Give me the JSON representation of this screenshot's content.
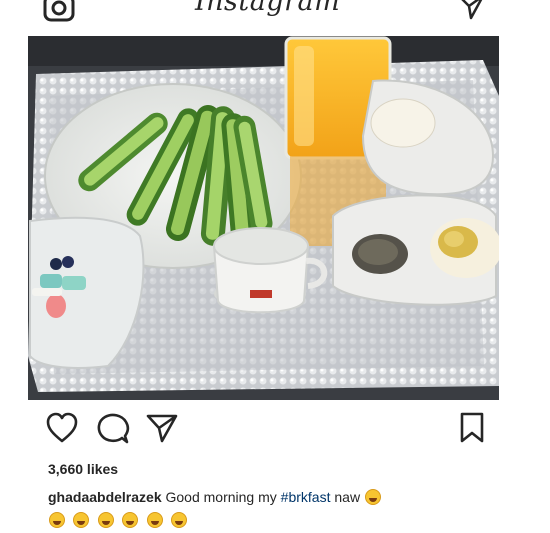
{
  "header": {
    "logo": "Instagram",
    "camera_icon": "camera-icon",
    "direct_icon": "paper-plane-icon"
  },
  "post": {
    "image_alt": "breakfast tray with cucumbers, orange juice, boiled eggs, cup and herbs",
    "actions": {
      "like_icon": "heart-icon",
      "comment_icon": "comment-bubble-icon",
      "share_icon": "paper-plane-icon",
      "save_icon": "bookmark-icon"
    },
    "likes": "3,660 likes",
    "caption": {
      "username": "ghadaabdelrazek",
      "text_before": "Good morning my ",
      "hashtag": "#brkfast",
      "text_after": " naw",
      "emoji_name": "laughing-tears-emoji",
      "emoji_count_line1": 1,
      "emoji_count_line2": 6
    }
  },
  "colors": {
    "text": "#262626",
    "hashtag": "#003569",
    "background": "#ffffff"
  }
}
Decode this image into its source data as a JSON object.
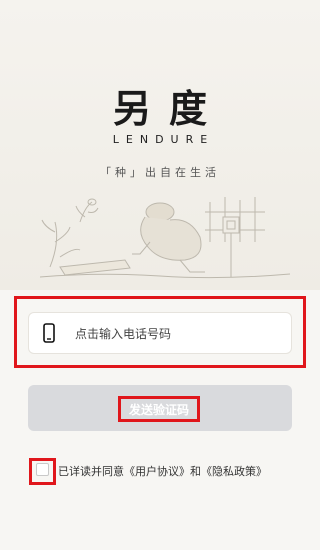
{
  "brand": {
    "name": "另度",
    "name_en": "LENDURE",
    "slogan": "「种」出自在生活"
  },
  "phone": {
    "placeholder": "点击输入电话号码",
    "icon": "smartphone-icon"
  },
  "send_button": {
    "label": "发送验证码"
  },
  "agreement": {
    "prefix": "已详读并同意",
    "user_agreement": "《用户协议》",
    "connector": "和",
    "privacy_policy": "《隐私政策》"
  },
  "colors": {
    "highlight": "#e0161b",
    "button_disabled": "#d9dadd",
    "background": "#f3f1ec"
  }
}
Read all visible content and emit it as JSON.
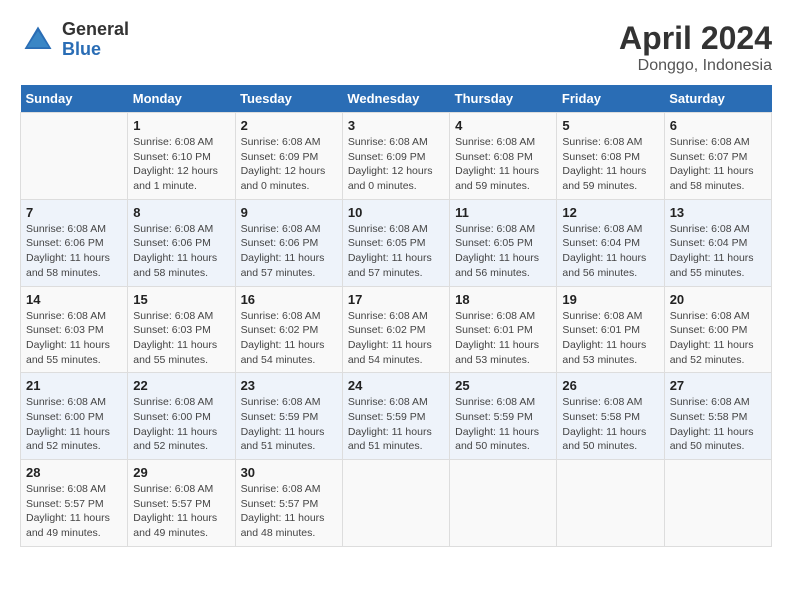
{
  "header": {
    "logo": {
      "general": "General",
      "blue": "Blue"
    },
    "title": "April 2024",
    "subtitle": "Donggo, Indonesia"
  },
  "days_of_week": [
    "Sunday",
    "Monday",
    "Tuesday",
    "Wednesday",
    "Thursday",
    "Friday",
    "Saturday"
  ],
  "weeks": [
    [
      {
        "day": "",
        "info": ""
      },
      {
        "day": "1",
        "info": "Sunrise: 6:08 AM\nSunset: 6:10 PM\nDaylight: 12 hours\nand 1 minute."
      },
      {
        "day": "2",
        "info": "Sunrise: 6:08 AM\nSunset: 6:09 PM\nDaylight: 12 hours\nand 0 minutes."
      },
      {
        "day": "3",
        "info": "Sunrise: 6:08 AM\nSunset: 6:09 PM\nDaylight: 12 hours\nand 0 minutes."
      },
      {
        "day": "4",
        "info": "Sunrise: 6:08 AM\nSunset: 6:08 PM\nDaylight: 11 hours\nand 59 minutes."
      },
      {
        "day": "5",
        "info": "Sunrise: 6:08 AM\nSunset: 6:08 PM\nDaylight: 11 hours\nand 59 minutes."
      },
      {
        "day": "6",
        "info": "Sunrise: 6:08 AM\nSunset: 6:07 PM\nDaylight: 11 hours\nand 58 minutes."
      }
    ],
    [
      {
        "day": "7",
        "info": "Sunrise: 6:08 AM\nSunset: 6:06 PM\nDaylight: 11 hours\nand 58 minutes."
      },
      {
        "day": "8",
        "info": "Sunrise: 6:08 AM\nSunset: 6:06 PM\nDaylight: 11 hours\nand 58 minutes."
      },
      {
        "day": "9",
        "info": "Sunrise: 6:08 AM\nSunset: 6:06 PM\nDaylight: 11 hours\nand 57 minutes."
      },
      {
        "day": "10",
        "info": "Sunrise: 6:08 AM\nSunset: 6:05 PM\nDaylight: 11 hours\nand 57 minutes."
      },
      {
        "day": "11",
        "info": "Sunrise: 6:08 AM\nSunset: 6:05 PM\nDaylight: 11 hours\nand 56 minutes."
      },
      {
        "day": "12",
        "info": "Sunrise: 6:08 AM\nSunset: 6:04 PM\nDaylight: 11 hours\nand 56 minutes."
      },
      {
        "day": "13",
        "info": "Sunrise: 6:08 AM\nSunset: 6:04 PM\nDaylight: 11 hours\nand 55 minutes."
      }
    ],
    [
      {
        "day": "14",
        "info": "Sunrise: 6:08 AM\nSunset: 6:03 PM\nDaylight: 11 hours\nand 55 minutes."
      },
      {
        "day": "15",
        "info": "Sunrise: 6:08 AM\nSunset: 6:03 PM\nDaylight: 11 hours\nand 55 minutes."
      },
      {
        "day": "16",
        "info": "Sunrise: 6:08 AM\nSunset: 6:02 PM\nDaylight: 11 hours\nand 54 minutes."
      },
      {
        "day": "17",
        "info": "Sunrise: 6:08 AM\nSunset: 6:02 PM\nDaylight: 11 hours\nand 54 minutes."
      },
      {
        "day": "18",
        "info": "Sunrise: 6:08 AM\nSunset: 6:01 PM\nDaylight: 11 hours\nand 53 minutes."
      },
      {
        "day": "19",
        "info": "Sunrise: 6:08 AM\nSunset: 6:01 PM\nDaylight: 11 hours\nand 53 minutes."
      },
      {
        "day": "20",
        "info": "Sunrise: 6:08 AM\nSunset: 6:00 PM\nDaylight: 11 hours\nand 52 minutes."
      }
    ],
    [
      {
        "day": "21",
        "info": "Sunrise: 6:08 AM\nSunset: 6:00 PM\nDaylight: 11 hours\nand 52 minutes."
      },
      {
        "day": "22",
        "info": "Sunrise: 6:08 AM\nSunset: 6:00 PM\nDaylight: 11 hours\nand 52 minutes."
      },
      {
        "day": "23",
        "info": "Sunrise: 6:08 AM\nSunset: 5:59 PM\nDaylight: 11 hours\nand 51 minutes."
      },
      {
        "day": "24",
        "info": "Sunrise: 6:08 AM\nSunset: 5:59 PM\nDaylight: 11 hours\nand 51 minutes."
      },
      {
        "day": "25",
        "info": "Sunrise: 6:08 AM\nSunset: 5:59 PM\nDaylight: 11 hours\nand 50 minutes."
      },
      {
        "day": "26",
        "info": "Sunrise: 6:08 AM\nSunset: 5:58 PM\nDaylight: 11 hours\nand 50 minutes."
      },
      {
        "day": "27",
        "info": "Sunrise: 6:08 AM\nSunset: 5:58 PM\nDaylight: 11 hours\nand 50 minutes."
      }
    ],
    [
      {
        "day": "28",
        "info": "Sunrise: 6:08 AM\nSunset: 5:57 PM\nDaylight: 11 hours\nand 49 minutes."
      },
      {
        "day": "29",
        "info": "Sunrise: 6:08 AM\nSunset: 5:57 PM\nDaylight: 11 hours\nand 49 minutes."
      },
      {
        "day": "30",
        "info": "Sunrise: 6:08 AM\nSunset: 5:57 PM\nDaylight: 11 hours\nand 48 minutes."
      },
      {
        "day": "",
        "info": ""
      },
      {
        "day": "",
        "info": ""
      },
      {
        "day": "",
        "info": ""
      },
      {
        "day": "",
        "info": ""
      }
    ]
  ]
}
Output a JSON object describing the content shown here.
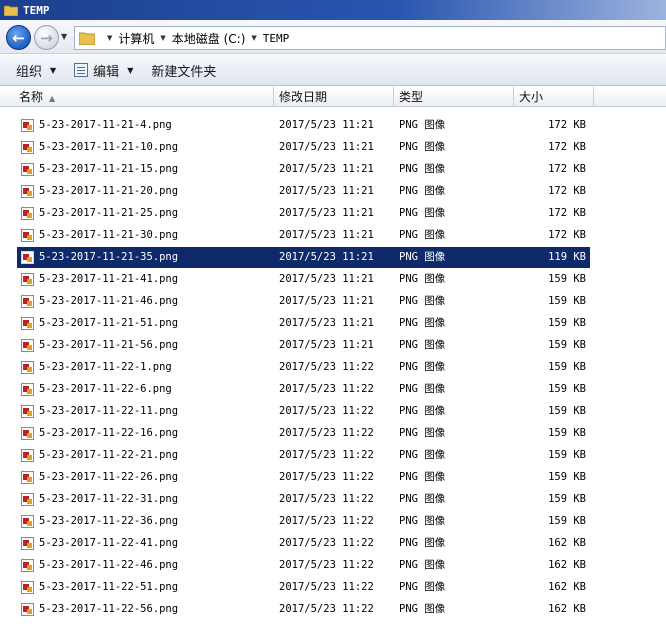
{
  "window": {
    "title": "TEMP"
  },
  "address": {
    "crumbs": [
      "计算机",
      "本地磁盘 (C:)",
      "TEMP"
    ]
  },
  "toolbar": {
    "organize_label": "组织",
    "edit_label": "编辑",
    "new_folder_label": "新建文件夹"
  },
  "columns": {
    "name": "名称",
    "date": "修改日期",
    "type": "类型",
    "size": "大小"
  },
  "files": [
    {
      "name": "5-23-2017-11-21-4.png",
      "date": "2017/5/23 11:21",
      "type": "PNG 图像",
      "size": "172 KB"
    },
    {
      "name": "5-23-2017-11-21-10.png",
      "date": "2017/5/23 11:21",
      "type": "PNG 图像",
      "size": "172 KB"
    },
    {
      "name": "5-23-2017-11-21-15.png",
      "date": "2017/5/23 11:21",
      "type": "PNG 图像",
      "size": "172 KB"
    },
    {
      "name": "5-23-2017-11-21-20.png",
      "date": "2017/5/23 11:21",
      "type": "PNG 图像",
      "size": "172 KB"
    },
    {
      "name": "5-23-2017-11-21-25.png",
      "date": "2017/5/23 11:21",
      "type": "PNG 图像",
      "size": "172 KB"
    },
    {
      "name": "5-23-2017-11-21-30.png",
      "date": "2017/5/23 11:21",
      "type": "PNG 图像",
      "size": "172 KB"
    },
    {
      "name": "5-23-2017-11-21-35.png",
      "date": "2017/5/23 11:21",
      "type": "PNG 图像",
      "size": "119 KB",
      "selected": true
    },
    {
      "name": "5-23-2017-11-21-41.png",
      "date": "2017/5/23 11:21",
      "type": "PNG 图像",
      "size": "159 KB"
    },
    {
      "name": "5-23-2017-11-21-46.png",
      "date": "2017/5/23 11:21",
      "type": "PNG 图像",
      "size": "159 KB"
    },
    {
      "name": "5-23-2017-11-21-51.png",
      "date": "2017/5/23 11:21",
      "type": "PNG 图像",
      "size": "159 KB"
    },
    {
      "name": "5-23-2017-11-21-56.png",
      "date": "2017/5/23 11:21",
      "type": "PNG 图像",
      "size": "159 KB"
    },
    {
      "name": "5-23-2017-11-22-1.png",
      "date": "2017/5/23 11:22",
      "type": "PNG 图像",
      "size": "159 KB"
    },
    {
      "name": "5-23-2017-11-22-6.png",
      "date": "2017/5/23 11:22",
      "type": "PNG 图像",
      "size": "159 KB"
    },
    {
      "name": "5-23-2017-11-22-11.png",
      "date": "2017/5/23 11:22",
      "type": "PNG 图像",
      "size": "159 KB"
    },
    {
      "name": "5-23-2017-11-22-16.png",
      "date": "2017/5/23 11:22",
      "type": "PNG 图像",
      "size": "159 KB"
    },
    {
      "name": "5-23-2017-11-22-21.png",
      "date": "2017/5/23 11:22",
      "type": "PNG 图像",
      "size": "159 KB"
    },
    {
      "name": "5-23-2017-11-22-26.png",
      "date": "2017/5/23 11:22",
      "type": "PNG 图像",
      "size": "159 KB"
    },
    {
      "name": "5-23-2017-11-22-31.png",
      "date": "2017/5/23 11:22",
      "type": "PNG 图像",
      "size": "159 KB"
    },
    {
      "name": "5-23-2017-11-22-36.png",
      "date": "2017/5/23 11:22",
      "type": "PNG 图像",
      "size": "159 KB"
    },
    {
      "name": "5-23-2017-11-22-41.png",
      "date": "2017/5/23 11:22",
      "type": "PNG 图像",
      "size": "162 KB"
    },
    {
      "name": "5-23-2017-11-22-46.png",
      "date": "2017/5/23 11:22",
      "type": "PNG 图像",
      "size": "162 KB"
    },
    {
      "name": "5-23-2017-11-22-51.png",
      "date": "2017/5/23 11:22",
      "type": "PNG 图像",
      "size": "162 KB"
    },
    {
      "name": "5-23-2017-11-22-56.png",
      "date": "2017/5/23 11:22",
      "type": "PNG 图像",
      "size": "162 KB"
    }
  ],
  "colors": {
    "selection": "#0f2a6b",
    "titlebar": "#1c3f8f"
  }
}
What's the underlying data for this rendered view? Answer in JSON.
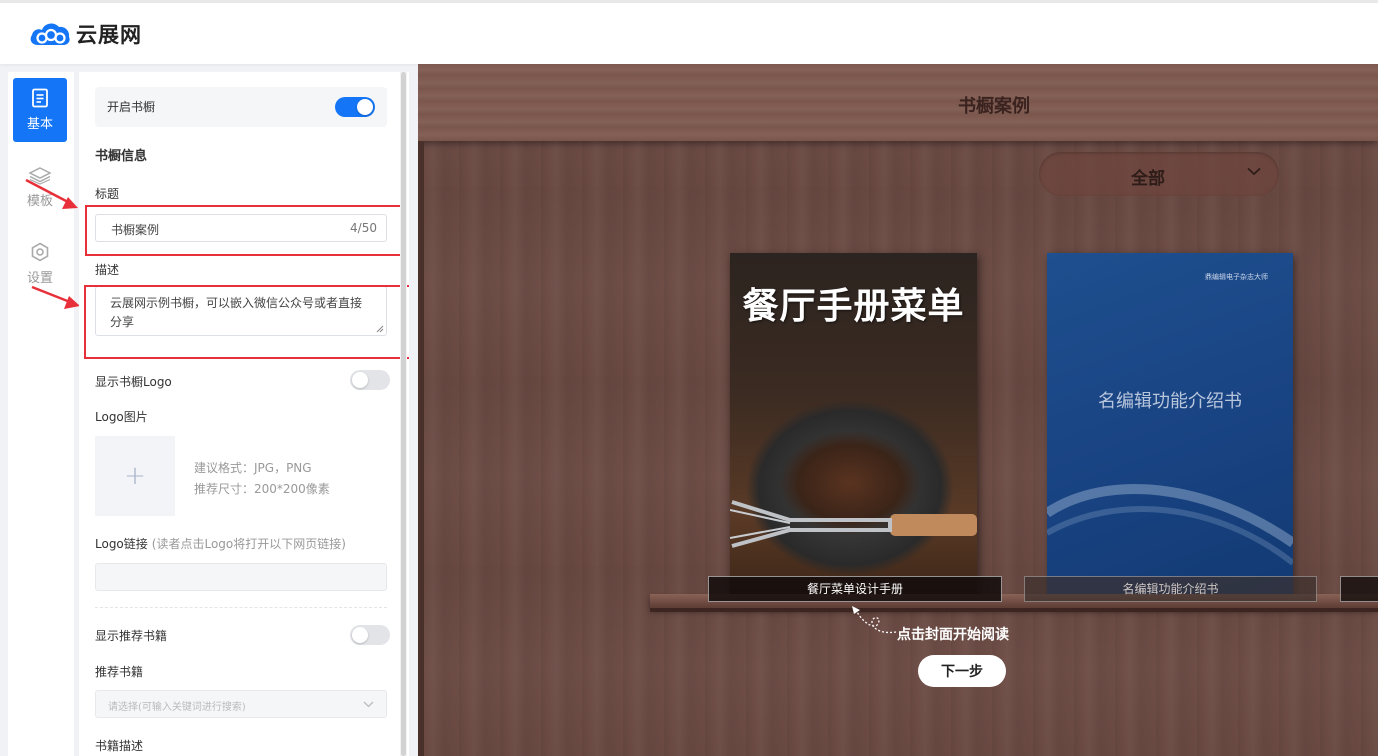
{
  "app": {
    "brand_name": "云展网"
  },
  "nav": {
    "items": [
      {
        "label": "基本",
        "icon": "document-icon",
        "active": true
      },
      {
        "label": "模板",
        "icon": "layers-icon",
        "active": false
      },
      {
        "label": "设置",
        "icon": "hex-gear-icon",
        "active": false
      }
    ]
  },
  "panel": {
    "enable_bookcase_label": "开启书橱",
    "enable_bookcase_on": true,
    "section_title": "书橱信息",
    "title_label": "标题",
    "title_value": "书橱案例",
    "title_counter": "4/50",
    "desc_label": "描述",
    "desc_value": "云展网示例书橱，可以嵌入微信公众号或者直接分享",
    "show_logo_label": "显示书橱Logo",
    "show_logo_on": false,
    "logo_image_label": "Logo图片",
    "logo_add_glyph": "+",
    "logo_format_hint": "建议格式：JPG，PNG",
    "logo_size_hint": "推荐尺寸：200*200像素",
    "logo_link_label": "Logo链接",
    "logo_link_hint": "(读者点击Logo将打开以下网页链接)",
    "show_recommend_label": "显示推荐书籍",
    "show_recommend_on": false,
    "recommend_label": "推荐书籍",
    "recommend_placeholder": "请选择(可输入关键词进行搜索)",
    "book_desc_label": "书籍描述"
  },
  "preview": {
    "shelf_title": "书橱案例",
    "category_selected": "全部",
    "books": [
      {
        "cover_title": "餐厅手册菜单",
        "label": "餐厅菜单设计手册",
        "highlighted": true
      },
      {
        "cover_title": "名编辑功能介绍书",
        "cover_publisher": "鼎编辑电子杂志大师",
        "label": "名编辑功能介绍书",
        "highlighted": false
      }
    ],
    "hint_text": "点击封面开始阅读",
    "next_button": "下一步"
  },
  "colors": {
    "accent": "#1476f6",
    "annotation_red": "#e8303a",
    "wood": "#6b4a43"
  }
}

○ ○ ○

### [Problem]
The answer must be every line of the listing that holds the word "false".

### [Task response]
        "active": false
        "active": false
    "show_logo_on": false,
    "show_recommend_on": false,
        "highlighted": false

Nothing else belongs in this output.